March 18, 2008

Letter to Editor - Times Higher Education Supplement

The following is a letter to the Editor of THES in response to a request for suggestions/ comments:-

Dear Mr Kelly,

Thank you for your email. I look forward to being of assistance to Times Higher Education as a member of the Reader Panel.

At this time, I would, indeed, suggest that THES return to its prior practice of addressing one of the most pressing issues in Higher Education today, namely that of the epidemic of bullying and mobbing in our universities and further education institutions. In particular, I would draw attention to the practice of elimination rituals, whereby for various reasons, staff are eliminated from their positions through being pressurized in various ways in order to cause them to either resign on poor health grounds or to respond strongly, thereby creating circumstances by which they may then be subjected to dismissal on conduct grounds.
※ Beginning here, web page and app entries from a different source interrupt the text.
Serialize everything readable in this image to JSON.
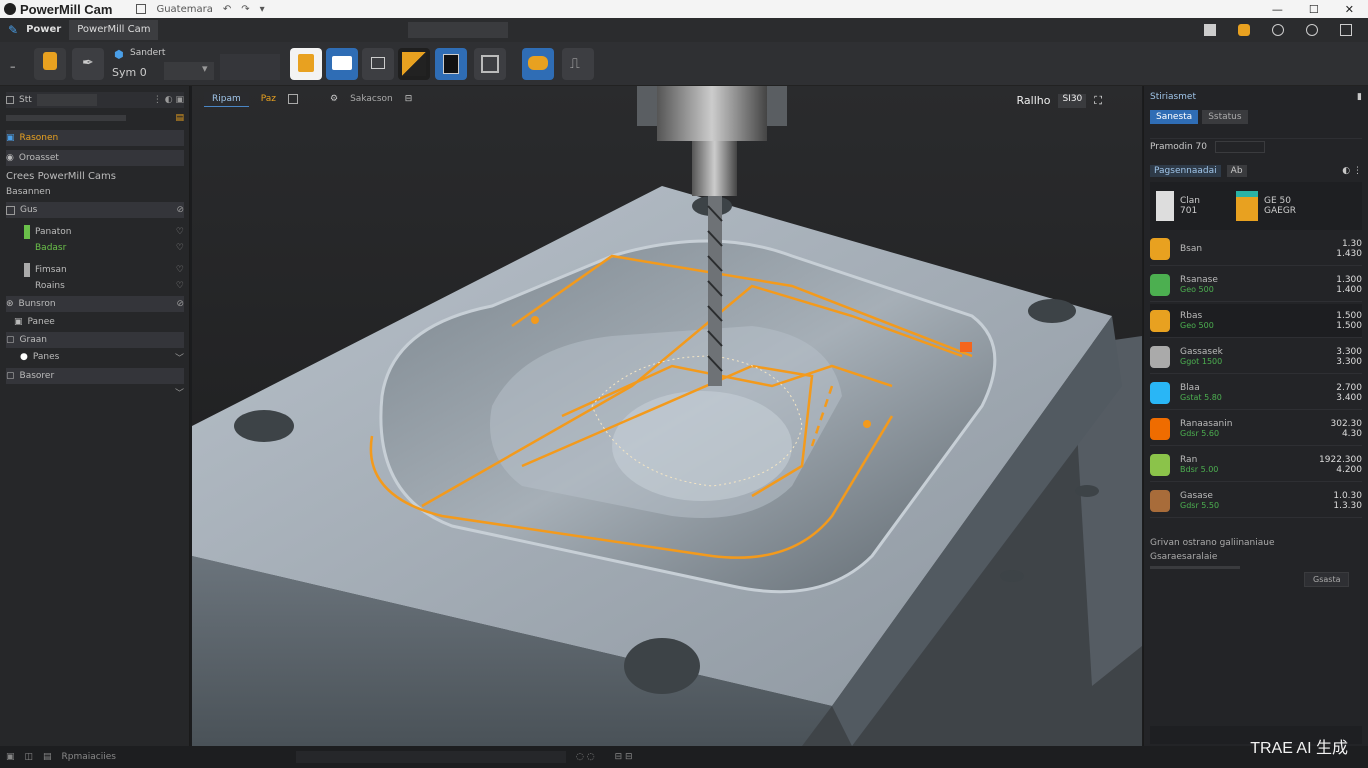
{
  "window": {
    "title": "PowerMill Cam",
    "quick_access": "Guatemara",
    "controls": [
      "—",
      "☐",
      "✕"
    ]
  },
  "menu": {
    "tabs": [
      "Power",
      "PowerMill Cam"
    ],
    "active": 1
  },
  "ribbon": {
    "label1": "Sandert",
    "label2": "Sym 0"
  },
  "left_panel": {
    "search_label": "Stt",
    "items": [
      {
        "label": "Rasonen",
        "icon": "folder"
      },
      {
        "label": "Oroasset",
        "icon": "folder"
      },
      {
        "label": "Crees PowerMill Cams",
        "icon": "none"
      },
      {
        "label": "Basannen",
        "icon": "none"
      },
      {
        "label": "Gus",
        "icon": "folder"
      },
      {
        "label": "Panaton",
        "icon": "tool"
      },
      {
        "label": "Badasr",
        "icon": "tool"
      },
      {
        "label": "Fimsan",
        "icon": "tool"
      },
      {
        "label": "Roains",
        "icon": "tool"
      },
      {
        "label": "Bunsron",
        "icon": "folder"
      },
      {
        "label": "Panee",
        "icon": "folder"
      },
      {
        "label": "Graan",
        "icon": "folder"
      },
      {
        "label": "Panes",
        "icon": "folder"
      },
      {
        "label": "Basorer",
        "icon": "folder"
      }
    ]
  },
  "viewport": {
    "tab1": "Ripam",
    "tab2": "Paz",
    "tab3": "Sakacson",
    "controls_label": "Rallho",
    "zoom_label": "SI30"
  },
  "right_panel": {
    "header": "Stiriasmet",
    "btn_active": "Sanesta",
    "btn_inactive": "Sstatus",
    "field_label": "Pramodin 70",
    "subtab": "Pagsennaadai",
    "subtab_count": "Ab",
    "featured": {
      "a_label": "Clan",
      "a_val": "701",
      "b_label": "GE 50",
      "b_val": "GAEGR"
    },
    "tools": [
      {
        "name": "Bsan",
        "sub": "",
        "val1": "1.30",
        "val2": "1.430",
        "color": "#e8a120"
      },
      {
        "name": "Rsanase",
        "sub": "Geo 500",
        "val1": "1.300",
        "val2": "1.400",
        "color": "#4caf50"
      },
      {
        "name": "Rbas",
        "sub": "Geo 500",
        "val1": "1.500",
        "val2": "1.500",
        "color": "#e8a120"
      },
      {
        "name": "Gassasek",
        "sub": "Ggot 1500",
        "val1": "3.300",
        "val2": "3.300",
        "color": "#aaaaaa"
      },
      {
        "name": "Blaa",
        "sub": "Gstat 5.80",
        "val1": "2.700",
        "val2": "3.400",
        "color": "#29b6f6"
      },
      {
        "name": "Ranaasanin",
        "sub": "Gdsr 5.60",
        "val1": "302.30",
        "val2": "4.30",
        "color": "#ef6c00"
      },
      {
        "name": "Ran",
        "sub": "Bdsr 5.00",
        "val1": "1922.300",
        "val2": "4.200",
        "color": "#8bc34a"
      },
      {
        "name": "Gasase",
        "sub": "Gdsr 5.50",
        "val1": "1.0.30",
        "val2": "1.3.30",
        "color": "#a86c3a"
      }
    ],
    "footer1": "Grivan ostrano galiinaniaue",
    "footer2": "Gsaraesaralaie",
    "footer_btn": "Gsasta"
  },
  "statusbar": {
    "label": "Rpmaiaciies"
  },
  "watermark": "TRAE AI 生成",
  "colors": {
    "toolpath": "#f39a1c",
    "part": "#9aa3ab",
    "accent": "#4a86c5"
  }
}
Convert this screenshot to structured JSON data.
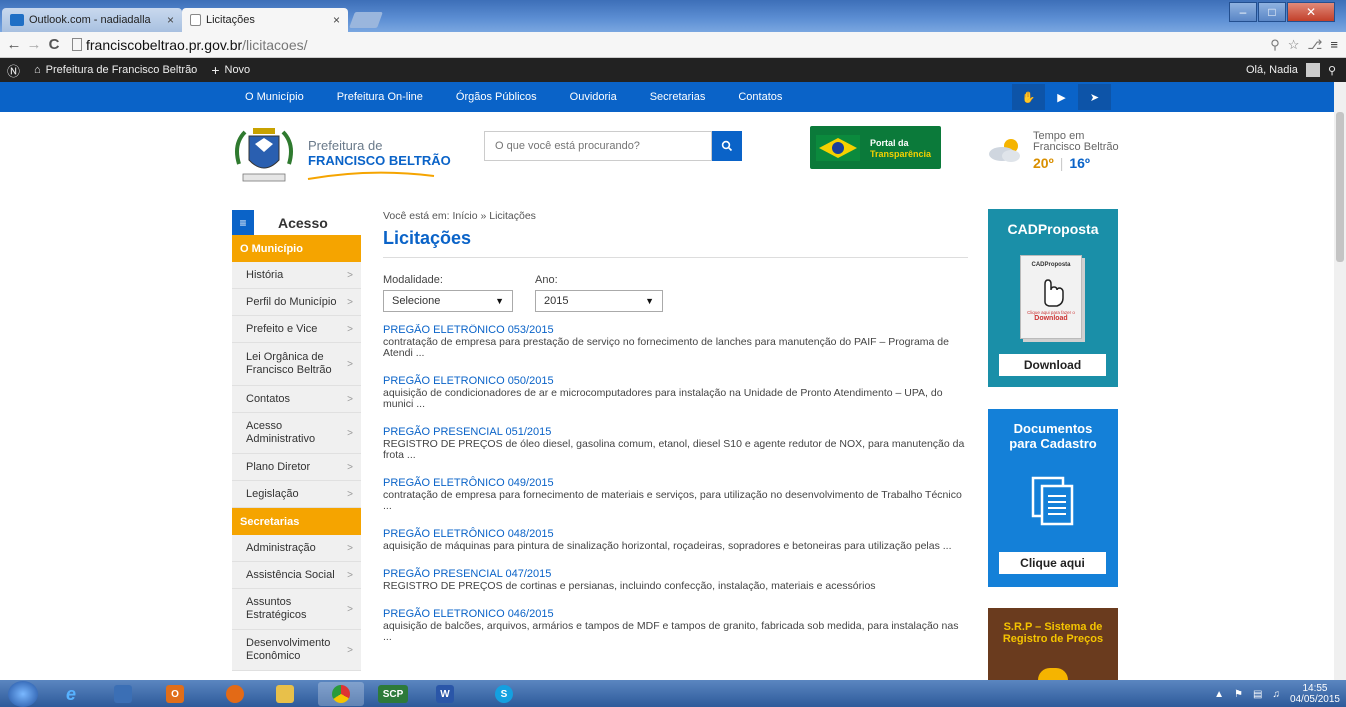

Or else, various circumstances are created--i.e. "rules" that are targeted at selected staff members in order to place them in breach of policy, thereby justifying

This seems to happen disproportionately to disabled persons, to members of minority races and non-British born staff, who are vulnerable by virtue of their immigration status to being sent back to their native country without recourse to natural justice, as well as to to many individuals who are considered as whistleblowers and those who produce research that is either controversial or challenging to the power structures within their institutions, thereby breaching all semblance of protections for academic freedom. In the end, it is students who lose out when high-performing academics are destroyed by such practices.

I understand that one or more articles are/were in progress at THES on this subject, but that they were quashed by new management at THES on the basis that such articles would "offend" advertisers, namely British universities. I would hope that THES would have greater courage than to be beholden to their increasingly managerialist advertisers when it comes to reporting on important stories of wide public interest to people within the field and among the general public.


Name withheld

1 comment:

Anonymous said...

Yes - I had noticed that the


in relation to workplace bullying had also spread to the THES.

Thank goodness someone put a stop to articles on bullying...

... such a chore to be bothered with stuff like that every Friday....

Aphra Behn